Bizarrely despite being classed as extremely vulnerable my disabled son had a relatively mild illness and recovered quickly. In fact I am the only person from that group to still be suffering ongoing symptoms. As a result I feel other people struggle to understand and they don’t always take my symptoms seriously. It has been a nightmare as at the beginning of March I developed a severe throat infection and a large ulcer on the roof of my mouth that made me feel even more unwell. I still had swollen glands in my throat and behind my ears, headaches, aching limbs, extreme fatigue like trying to walk underwater. My energy levels were so depleted with significant fatigue on exertion that I could not complete my normal routine. Shopping, or giving the dog a short walk caused breathlessness, headache, vertigo, shaking and my exhaustion to return. Previously I exercised 5 days per week but that would be impossible now and I am so worried that at 62 I will never regain my former health and fitness.

Whilst I have been depressed and worried about this I would like to impress that I am definitely not the sort of person to become overwhelmed by illness or stressful events. I have responsibilities and commitments especially to my sons and I simply want to return to my normal routine. Unfortunately whilst the sore throat and swollen glands have settled down I am still suffering from extreme fatigue especially on exertion (for example just trying to prepare and cook a meal) causing shaking, breathlessness, heart palpitations, aching limbs, headache and overwhelming fatigue.

I still cannot smell or taste properly although that does seem to have improved slightly. I still try to do as much as I can and have managed to increase my daily walk but I have now accepted that my mind can no longer dictate to my body and I need to listen to it more carefully.

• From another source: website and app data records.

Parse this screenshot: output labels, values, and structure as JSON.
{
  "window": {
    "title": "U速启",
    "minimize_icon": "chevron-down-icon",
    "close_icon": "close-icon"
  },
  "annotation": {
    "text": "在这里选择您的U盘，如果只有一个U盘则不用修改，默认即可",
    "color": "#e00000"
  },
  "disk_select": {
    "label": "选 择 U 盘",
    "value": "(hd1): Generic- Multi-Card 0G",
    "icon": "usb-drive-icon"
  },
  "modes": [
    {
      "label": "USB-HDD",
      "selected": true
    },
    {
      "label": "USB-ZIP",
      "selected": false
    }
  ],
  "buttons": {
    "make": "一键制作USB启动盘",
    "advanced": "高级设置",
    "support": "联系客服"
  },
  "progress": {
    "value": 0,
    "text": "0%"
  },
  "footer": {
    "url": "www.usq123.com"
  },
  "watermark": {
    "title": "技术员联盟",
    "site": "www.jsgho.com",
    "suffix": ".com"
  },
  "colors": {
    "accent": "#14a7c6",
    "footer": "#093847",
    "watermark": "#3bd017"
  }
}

Now when I worry about recovery I just remind myself of all the people who didn’t make it through this terrible virus and consider myself and my family blessed to have survived.